\begin{align*} {\text{Xmin}} \amp = -10 \amp\amp {\text{Ymin}} = -10\\ {\text{Xmax}} \amp = 10 \amp\amp {\text{Ymax}} = 10\\ {\text{Xscl}} \amp = 1 \amp\amp {\text{Yscl}} = 1 \end{align*}
38

\(8 - y + 3x = 0\)

\begin{align*} {\text{Xmin}} \amp = -10 \amp\amp {\text{Ymin}} = -10\\ {\text{Xmax}} \amp = 10 \amp\amp {\text{Ymax}} = 10\\ {\text{Xscl}} \amp = 1 \amp\amp {\text{Yscl}} = 1 \end{align*}
39

\(3x - 4y = 1200\)

\begin{align*} {\text{Xmin}} \amp = -1000 \amp\amp {\text{Ymin}} = -1000\\ {\text{Xmax}} \amp = 1000 \amp\amp {\text{Ymax}} = 1000\\ {\text{Xscl}} \amp = 100 \amp\amp {\text{Yscl}} = 100 \end{align*}
40

\(x + 2y = 500\)

\begin{align*} {\text{Xmin}} \amp = -1000 \amp\amp {\text{Ymin}} = -1000\\ {\text{Xmax}} \amp = 1000 \amp\amp {\text{Ymax}} = 1000\\ {\text{Xscl}} \amp = 100 \amp\amp {\text{Yscl}} = 100 \end{align*}
41

\(0.2x + 5y = 0.1\)

\begin{align*} {\text{Xmin}} \amp = -1 \amp\amp {\text{Ymin}} = -0.1\\ {\text{Xmax}} \amp = 1 \amp\amp {\text{Ymax}} = 0.1\\ {\text{Xscl}} \amp = 0.1 \amp\amp {\text{Yscl}} = 0.01 \end{align*}
42

\(1.2x - 4.2y = 3.6\)

\begin{align*} {\text{Xmin}} \amp = -1 \amp\amp {\text{Ymin}} = -1\\ {\text{Xmax}} \amp = 4 \amp\amp {\text{Ymax}} = 1\\ {\text{Xscl}} \amp = 0.2 \amp\amp {\text{Yscl}} = 0.1 \end{align*}
43

\(70x + 3y = y + 420\)

\begin{align*} {\text{Xmin}} \amp = 0 \amp\amp {\text{Ymin}} = 0\\ {\text{Xmax}} \amp = 10 \amp\amp {\text{Ymax}} = 250\\ {\text{Xscl}} \amp = 1 \amp\amp {\text{Yscl}} = 25 \end{align*}
44

\(40y - 5x = 780 - 20y\)

\begin{align*} {\text{Xmin}} \amp = -200 \amp\amp {\text{Ymin}} = 0\\ {\text{Xmax}} \amp = 0 \amp\amp {\text{Ymax}} = 20\\ {\text{Xscl}} \amp = 20 \amp\amp {\text{Yscl}} = 2 \end{align*}

For Problems 45–52,

  1. Find the \(x\)- and \(y\)-intercepts.

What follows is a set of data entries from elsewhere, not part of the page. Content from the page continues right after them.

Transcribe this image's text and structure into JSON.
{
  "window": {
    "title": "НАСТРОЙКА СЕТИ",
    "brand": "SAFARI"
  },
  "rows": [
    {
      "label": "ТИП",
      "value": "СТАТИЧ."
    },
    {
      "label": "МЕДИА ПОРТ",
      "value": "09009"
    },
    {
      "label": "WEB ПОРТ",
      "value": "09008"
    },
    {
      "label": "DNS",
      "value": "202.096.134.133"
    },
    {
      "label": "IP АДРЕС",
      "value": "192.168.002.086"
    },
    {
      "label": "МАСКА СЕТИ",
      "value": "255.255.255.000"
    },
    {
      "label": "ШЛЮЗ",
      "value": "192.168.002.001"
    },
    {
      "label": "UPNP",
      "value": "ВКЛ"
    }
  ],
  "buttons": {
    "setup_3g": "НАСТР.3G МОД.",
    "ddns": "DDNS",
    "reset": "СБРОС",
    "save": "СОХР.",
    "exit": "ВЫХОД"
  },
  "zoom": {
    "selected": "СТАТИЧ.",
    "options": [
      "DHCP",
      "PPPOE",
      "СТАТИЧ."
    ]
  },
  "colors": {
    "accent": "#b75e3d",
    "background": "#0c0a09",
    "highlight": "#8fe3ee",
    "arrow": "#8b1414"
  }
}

  2. Solve the equation for \(y\text{.}\)

  3. Choose a graphing window in which both intercepts are visible, and graph the equation on your calculator.

45

\(x + 4y = 100\)

46

\(2x - 3y = -72\)

47

\(25x - 20y = 1\)

48

\(4x + 75y = 60,000\)

49

\(\dfrac{y}{12} - \dfrac{x}{60}= 1\)

50

\(\dfrac{x}{80} + \dfrac{y}{400}= 1\)

51

\(-2x = 3y + 84\)

52

\(7x = 91 - 13y\)